During the last years of the Qing dynasty and into the Republican period, anti-imperialist and anti-feudal New Year's prints were designed and gained popularity. The art form was popular among revolutionaries precisely because it was "popular," or of the masses. Meanwhile, traditional New Year's prints were under attack for other reasons. With the promulgation of a set of laws entitled "Standards for Preserving and Abandoning Gods and Shrines," the Nationalist government declared "superstition" an "obstacle to progress" in 1928, and set out to condemn superstition in all its forms. Yet these laws were far from consistent in determining exactly which religious practices and objects would be acceptable: one could worship Confucius, Guandi, or the bodhisattva Guanyin, but Daoist deities, charms, and certain nature gods were declared superstitious.2 With haphazard and inconsistent reasoning, the Standards allowed for the worship of the stove god, the earth god, and certain nature gods, while worship of the city god, the dragon god, the rain god, and the god of wealth was banned.3 The larger project seems to have aimed to protect "organized religions with authoritative texts," especially organized Buddhism.4 Had the Standards had been enforced to the letter, they would have banned many of the prints in this collection—in cases of pantheons containing both Buddhist and Daoist figures, the prints would have had to be cut in half. It is a testament to the disparity between the dominant narrative and popular practice that three years after this promulgation was issued, a little shop in downtown Beiping showed no signs of dividing its gods accordingly.
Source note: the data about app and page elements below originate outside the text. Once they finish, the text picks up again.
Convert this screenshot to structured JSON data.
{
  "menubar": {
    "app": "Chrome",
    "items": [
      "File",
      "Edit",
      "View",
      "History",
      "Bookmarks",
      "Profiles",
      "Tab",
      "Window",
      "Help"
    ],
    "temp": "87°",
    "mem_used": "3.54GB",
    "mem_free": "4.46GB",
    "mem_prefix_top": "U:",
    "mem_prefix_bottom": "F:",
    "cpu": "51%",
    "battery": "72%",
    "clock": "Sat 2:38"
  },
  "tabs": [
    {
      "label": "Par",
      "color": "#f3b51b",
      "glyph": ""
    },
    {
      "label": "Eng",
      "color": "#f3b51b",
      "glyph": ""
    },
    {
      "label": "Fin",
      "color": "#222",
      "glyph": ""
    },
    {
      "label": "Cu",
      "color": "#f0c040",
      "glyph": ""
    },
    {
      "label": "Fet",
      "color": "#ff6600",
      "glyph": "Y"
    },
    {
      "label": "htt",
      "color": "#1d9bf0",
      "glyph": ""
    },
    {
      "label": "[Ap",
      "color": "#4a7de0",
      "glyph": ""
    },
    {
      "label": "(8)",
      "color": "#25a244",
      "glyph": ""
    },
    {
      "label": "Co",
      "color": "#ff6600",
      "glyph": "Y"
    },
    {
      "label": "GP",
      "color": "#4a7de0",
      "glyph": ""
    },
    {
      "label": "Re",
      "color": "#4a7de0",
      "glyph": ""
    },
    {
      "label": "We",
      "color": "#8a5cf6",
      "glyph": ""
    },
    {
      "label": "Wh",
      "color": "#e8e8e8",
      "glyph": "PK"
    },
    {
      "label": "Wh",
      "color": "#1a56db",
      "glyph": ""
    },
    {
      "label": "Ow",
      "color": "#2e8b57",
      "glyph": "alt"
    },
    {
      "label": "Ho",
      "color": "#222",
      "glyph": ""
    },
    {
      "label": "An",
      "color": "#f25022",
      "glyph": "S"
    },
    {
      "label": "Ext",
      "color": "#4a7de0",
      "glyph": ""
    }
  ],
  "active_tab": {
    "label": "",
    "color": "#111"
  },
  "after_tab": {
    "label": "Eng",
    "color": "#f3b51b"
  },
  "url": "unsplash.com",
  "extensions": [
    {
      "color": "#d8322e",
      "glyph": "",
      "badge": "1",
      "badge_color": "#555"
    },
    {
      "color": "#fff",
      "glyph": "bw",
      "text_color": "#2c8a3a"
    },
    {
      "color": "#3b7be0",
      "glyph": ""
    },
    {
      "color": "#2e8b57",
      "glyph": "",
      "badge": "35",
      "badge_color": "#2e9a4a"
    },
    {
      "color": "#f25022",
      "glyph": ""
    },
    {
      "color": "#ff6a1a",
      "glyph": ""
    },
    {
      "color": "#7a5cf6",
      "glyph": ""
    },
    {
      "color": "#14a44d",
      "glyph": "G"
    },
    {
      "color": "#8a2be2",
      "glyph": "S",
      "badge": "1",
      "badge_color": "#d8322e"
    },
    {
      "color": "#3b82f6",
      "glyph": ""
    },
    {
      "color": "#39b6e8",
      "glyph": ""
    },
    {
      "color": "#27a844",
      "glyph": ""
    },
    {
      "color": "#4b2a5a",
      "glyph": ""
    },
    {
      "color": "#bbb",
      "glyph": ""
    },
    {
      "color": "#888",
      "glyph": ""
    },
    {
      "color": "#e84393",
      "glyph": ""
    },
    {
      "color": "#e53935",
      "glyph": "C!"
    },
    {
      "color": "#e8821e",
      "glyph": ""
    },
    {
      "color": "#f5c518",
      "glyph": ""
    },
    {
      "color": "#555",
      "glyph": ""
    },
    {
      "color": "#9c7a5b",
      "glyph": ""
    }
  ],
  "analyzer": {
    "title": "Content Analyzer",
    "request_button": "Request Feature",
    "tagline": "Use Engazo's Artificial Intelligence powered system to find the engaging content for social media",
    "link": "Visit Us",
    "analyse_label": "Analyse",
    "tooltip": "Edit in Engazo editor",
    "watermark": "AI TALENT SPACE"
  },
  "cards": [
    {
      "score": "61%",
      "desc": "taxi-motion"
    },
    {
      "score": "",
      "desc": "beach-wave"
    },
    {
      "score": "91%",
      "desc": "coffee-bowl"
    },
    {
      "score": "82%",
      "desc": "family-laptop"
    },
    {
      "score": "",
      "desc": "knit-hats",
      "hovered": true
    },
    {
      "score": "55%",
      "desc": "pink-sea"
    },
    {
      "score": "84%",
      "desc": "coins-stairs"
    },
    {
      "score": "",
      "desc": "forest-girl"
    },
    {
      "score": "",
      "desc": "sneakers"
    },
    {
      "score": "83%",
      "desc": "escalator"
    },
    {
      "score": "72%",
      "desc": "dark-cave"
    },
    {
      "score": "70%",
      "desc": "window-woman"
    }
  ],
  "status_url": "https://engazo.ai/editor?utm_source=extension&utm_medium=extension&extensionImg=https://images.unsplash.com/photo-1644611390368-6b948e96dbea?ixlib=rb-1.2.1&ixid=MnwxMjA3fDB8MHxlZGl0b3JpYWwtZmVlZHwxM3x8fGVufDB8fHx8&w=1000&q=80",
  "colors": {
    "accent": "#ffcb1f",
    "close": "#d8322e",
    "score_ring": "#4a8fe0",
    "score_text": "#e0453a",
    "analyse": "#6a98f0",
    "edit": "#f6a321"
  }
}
1. Cited in Bo Songnian 薄松年, Zhongguo nianhua shi 中國年畫史 (Shenyang shi: Liaoning meishu chubanshe, 1986), 2. See also Po Sung-nien and David Johnson, Domesticated Deities and Auspicious Emblems: The Iconography of Everyday Life in Village China, Popular Prints and Paper Cuts from the Collection of Po Sung-nien (Berkeley: Chinese Popular Culture Project, 1992), 105.
2. From Zhonghua Minguo Fagui Huibian [Collection of the Laws of the Chinese Republic] (Shanghai: Zhonghua shuju, 1933), 807-814, cited in Prasenjit Duara, "Knowledge and Power in the Discourse of Modernity: The Campaigns Against Popular Religion in Early Twentieth-Century China" (Journal of Asian Studies 50/1 (1991.2): 67–83), 79.
3. Sakai Tado, "Gendai Chūgoku bunka to kushūkyō" (In Niida Noburo, ed. Kindai Chūgoku no Shakai to Keizai, Tōkyō: Tōko Shoin), cited in Prasenjit Duara, "Knowledge and Power in the Discourse of Modernity: The Campaigns Against Popular Religion in Early Twentieth-Century China" (Journal of Asian Studies 50/1 (1991.2): 67–83), 79.
4. Prasenjit Duara, "Knowledge and Power in the Discourse of Modernity: The Campaigns Against Popular Religion in Early Twentieth-Century China" (Journal of Asian Studies 50/1 (1991.2): 67–83), 79.